┌──
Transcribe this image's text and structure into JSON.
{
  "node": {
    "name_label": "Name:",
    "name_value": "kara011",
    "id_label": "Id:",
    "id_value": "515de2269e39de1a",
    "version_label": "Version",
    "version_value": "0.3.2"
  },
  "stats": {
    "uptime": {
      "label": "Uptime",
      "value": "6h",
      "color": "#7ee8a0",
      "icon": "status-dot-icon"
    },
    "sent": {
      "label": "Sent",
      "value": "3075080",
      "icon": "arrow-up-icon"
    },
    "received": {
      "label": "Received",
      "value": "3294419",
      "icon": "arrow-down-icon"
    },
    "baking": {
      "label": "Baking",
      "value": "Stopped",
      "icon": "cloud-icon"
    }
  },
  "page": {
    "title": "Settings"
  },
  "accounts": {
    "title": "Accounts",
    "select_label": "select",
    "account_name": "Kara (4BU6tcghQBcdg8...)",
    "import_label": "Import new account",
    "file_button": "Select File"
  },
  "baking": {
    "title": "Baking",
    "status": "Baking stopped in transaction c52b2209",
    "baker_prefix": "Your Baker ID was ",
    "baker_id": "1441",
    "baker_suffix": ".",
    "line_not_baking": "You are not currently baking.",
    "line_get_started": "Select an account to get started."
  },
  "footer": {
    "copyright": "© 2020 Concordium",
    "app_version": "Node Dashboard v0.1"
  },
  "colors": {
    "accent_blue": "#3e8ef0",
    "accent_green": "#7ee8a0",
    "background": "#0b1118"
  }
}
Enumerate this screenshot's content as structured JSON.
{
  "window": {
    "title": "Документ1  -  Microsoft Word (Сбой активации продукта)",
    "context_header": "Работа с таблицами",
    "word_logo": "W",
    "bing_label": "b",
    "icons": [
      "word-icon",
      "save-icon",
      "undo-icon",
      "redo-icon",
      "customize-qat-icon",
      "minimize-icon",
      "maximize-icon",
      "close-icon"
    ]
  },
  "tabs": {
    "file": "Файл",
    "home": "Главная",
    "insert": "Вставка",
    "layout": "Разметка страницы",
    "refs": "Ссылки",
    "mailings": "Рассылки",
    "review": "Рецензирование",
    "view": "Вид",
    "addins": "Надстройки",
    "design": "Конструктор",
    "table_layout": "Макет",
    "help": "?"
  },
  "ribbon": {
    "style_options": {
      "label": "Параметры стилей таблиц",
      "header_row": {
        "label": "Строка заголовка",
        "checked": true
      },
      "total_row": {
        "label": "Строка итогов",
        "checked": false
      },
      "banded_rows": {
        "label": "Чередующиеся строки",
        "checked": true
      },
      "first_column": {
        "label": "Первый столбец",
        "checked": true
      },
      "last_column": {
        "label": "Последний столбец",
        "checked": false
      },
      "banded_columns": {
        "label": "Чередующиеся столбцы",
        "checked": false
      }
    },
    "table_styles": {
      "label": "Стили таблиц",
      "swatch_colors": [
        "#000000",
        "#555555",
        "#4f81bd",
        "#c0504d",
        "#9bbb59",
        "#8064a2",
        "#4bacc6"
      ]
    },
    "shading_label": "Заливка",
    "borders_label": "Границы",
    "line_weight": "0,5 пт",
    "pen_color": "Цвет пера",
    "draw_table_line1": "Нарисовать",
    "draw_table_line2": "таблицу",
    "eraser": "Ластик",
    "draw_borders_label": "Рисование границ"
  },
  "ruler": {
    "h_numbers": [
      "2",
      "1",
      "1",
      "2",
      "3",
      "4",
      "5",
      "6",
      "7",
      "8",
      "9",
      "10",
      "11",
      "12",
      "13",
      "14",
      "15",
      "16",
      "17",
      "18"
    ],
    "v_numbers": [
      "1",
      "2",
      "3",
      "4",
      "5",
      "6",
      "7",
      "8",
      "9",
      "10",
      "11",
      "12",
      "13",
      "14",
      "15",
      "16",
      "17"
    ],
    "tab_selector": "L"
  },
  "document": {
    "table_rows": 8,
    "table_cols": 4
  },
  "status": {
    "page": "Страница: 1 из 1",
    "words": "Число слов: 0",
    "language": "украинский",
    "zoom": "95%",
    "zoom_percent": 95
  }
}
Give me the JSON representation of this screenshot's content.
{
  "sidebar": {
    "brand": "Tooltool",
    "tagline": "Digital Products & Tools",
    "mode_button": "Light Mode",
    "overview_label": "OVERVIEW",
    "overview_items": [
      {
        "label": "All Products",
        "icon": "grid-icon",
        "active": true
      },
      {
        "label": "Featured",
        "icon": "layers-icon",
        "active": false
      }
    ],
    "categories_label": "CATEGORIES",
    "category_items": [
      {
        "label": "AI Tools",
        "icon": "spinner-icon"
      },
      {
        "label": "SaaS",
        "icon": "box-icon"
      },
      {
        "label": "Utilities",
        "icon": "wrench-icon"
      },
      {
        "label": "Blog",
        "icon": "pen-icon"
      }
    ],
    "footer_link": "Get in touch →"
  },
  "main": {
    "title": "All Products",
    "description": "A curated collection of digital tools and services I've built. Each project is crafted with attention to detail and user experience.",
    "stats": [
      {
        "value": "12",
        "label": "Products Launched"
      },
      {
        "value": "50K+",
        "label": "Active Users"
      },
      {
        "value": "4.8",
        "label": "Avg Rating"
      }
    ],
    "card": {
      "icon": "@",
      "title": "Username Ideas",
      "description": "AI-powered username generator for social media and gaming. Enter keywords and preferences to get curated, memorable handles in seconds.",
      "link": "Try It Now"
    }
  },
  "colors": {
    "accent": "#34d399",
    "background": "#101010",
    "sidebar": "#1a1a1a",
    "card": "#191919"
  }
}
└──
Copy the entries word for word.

## FINISHED TASK
Transcribe this image's text and structure into JSON.
{
  "node": {
    "name_label": "Name:",
    "name_value": "kara011",
    "id_label": "Id:",
    "id_value": "515de2269e39de1a",
    "version_label": "Version",
    "version_value": "0.3.2"
  },
  "stats": {
    "uptime": {
      "label": "Uptime",
      "value": "6h",
      "color": "#7ee8a0",
      "icon": "status-dot-icon"
    },
    "sent": {
      "label": "Sent",
      "value": "3075080",
      "icon": "arrow-up-icon"
    },
    "received": {
      "label": "Received",
      "value": "3294419",
      "icon": "arrow-down-icon"
    },
    "baking": {
      "label": "Baking",
      "value": "Stopped",
      "icon": "cloud-icon"
    }
  },
  "page": {
    "title": "Settings"
  },
  "accounts": {
    "title": "Accounts",
    "select_label": "select",
    "account_name": "Kara (4BU6tcghQBcdg8...)",
    "import_label": "Import new account",
    "file_button": "Select File"
  },
  "baking": {
    "title": "Baking",
    "status": "Baking stopped in transaction c52b2209",
    "baker_prefix": "Your Baker ID was ",
    "baker_id": "1441",
    "baker_suffix": ".",
    "line_not_baking": "You are not currently baking.",
    "line_get_started": "Select an account to get started."
  },
  "footer": {
    "copyright": "© 2020 Concordium",
    "app_version": "Node Dashboard v0.1"
  },
  "colors": {
    "accent_blue": "#3e8ef0",
    "accent_green": "#7ee8a0",
    "background": "#0b1118"
  }
}
Enumerate this screenshot's content as structured JSON.
{
  "window": {
    "title": "Документ1  -  Microsoft Word (Сбой активации продукта)",
    "context_header": "Работа с таблицами",
    "word_logo": "W",
    "bing_label": "b",
    "icons": [
      "word-icon",
      "save-icon",
      "undo-icon",
      "redo-icon",
      "customize-qat-icon",
      "minimize-icon",
      "maximize-icon",
      "close-icon"
    ]
  },
  "tabs": {
    "file": "Файл",
    "home": "Главная",
    "insert": "Вставка",
    "layout": "Разметка страницы",
    "refs": "Ссылки",
    "mailings": "Рассылки",
    "review": "Рецензирование",
    "view": "Вид",
    "addins": "Надстройки",
    "design": "Конструктор",
    "table_layout": "Макет",
    "help": "?"
  },
  "ribbon": {
    "style_options": {
      "label": "Параметры стилей таблиц",
      "header_row": {
        "label": "Строка заголовка",
        "checked": true
      },
      "total_row": {
        "label": "Строка итогов",
        "checked": false
      },
      "banded_rows": {
        "label": "Чередующиеся строки",
        "checked": true
      },
      "first_column": {
        "label": "Первый столбец",
        "checked": true
      },
      "last_column": {
        "label": "Последний столбец",
        "checked": false
      },
      "banded_columns": {
        "label": "Чередующиеся столбцы",
        "checked": false
      }
    },
    "table_styles": {
      "label": "Стили таблиц",
      "swatch_colors": [
        "#000000",
        "#555555",
        "#4f81bd",
        "#c0504d",
        "#9bbb59",
        "#8064a2",
        "#4bacc6"
      ]
    },
    "shading_label": "Заливка",
    "borders_label": "Границы",
    "line_weight": "0,5 пт",
    "pen_color": "Цвет пера",
    "draw_table_line1": "Нарисовать",
    "draw_table_line2": "таблицу",
    "eraser": "Ластик",
    "draw_borders_label": "Рисование границ"
  },
  "ruler": {
    "h_numbers": [
      "2",
      "1",
      "1",
      "2",
      "3",
      "4",
      "5",
      "6",
      "7",
      "8",
      "9",
      "10",
      "11",
      "12",
      "13",
      "14",
      "15",
      "16",
      "17",
      "18"
    ],
    "v_numbers": [
      "1",
      "2",
      "3",
      "4",
      "5",
      "6",
      "7",
      "8",
      "9",
      "10",
      "11",
      "12",
      "13",
      "14",
      "15",
      "16",
      "17"
    ],
    "tab_selector": "L"
  },
  "document": {
    "table_rows": 8,
    "table_cols": 4
  },
  "status": {
    "page": "Страница: 1 из 1",
    "words": "Число слов: 0",
    "language": "украинский",
    "zoom": "95%",
    "zoom_percent": 95
  }
}
Give me the JSON representation of this screenshot's content.
{
  "sidebar": {
    "brand": "Tooltool",
    "tagline": "Digital Products & Tools",
    "mode_button": "Light Mode",
    "overview_label": "OVERVIEW",
    "overview_items": [
      {
        "label": "All Products",
        "icon": "grid-icon",
        "active": true
      },
      {
        "label": "Featured",
        "icon": "layers-icon",
        "active": false
      }
    ],
    "categories_label": "CATEGORIES",
    "category_items": [
      {
        "label": "AI Tools",
        "icon": "spinner-icon"
      },
      {
        "label": "SaaS",
        "icon": "box-icon"
      },
      {
        "label": "Utilities",
        "icon": "wrench-icon"
      },
      {
        "label": "Blog",
        "icon": "pen-icon"
      }
    ],
    "footer_link": "Get in touch →"
  },
  "main": {
    "title": "All Products",
    "description": "A curated collection of digital tools and services I've built. Each project is crafted with attention to detail and user experience.",
    "stats": [
      {
        "value": "12",
        "label": "Products Launched"
      },
      {
        "value": "50K+",
        "label": "Active Users"
      },
      {
        "value": "4.8",
        "label": "Avg Rating"
      }
    ],
    "card": {
      "icon": "@",
      "title": "Username Ideas",
      "description": "AI-powered username generator for social media and gaming. Enter keywords and preferences to get curated, memorable handles in seconds.",
      "link": "Try It Now"
    }
  },
  "colors": {
    "accent": "#34d399",
    "background": "#101010",
    "sidebar": "#1a1a1a",
    "card": "#191919"
  }
}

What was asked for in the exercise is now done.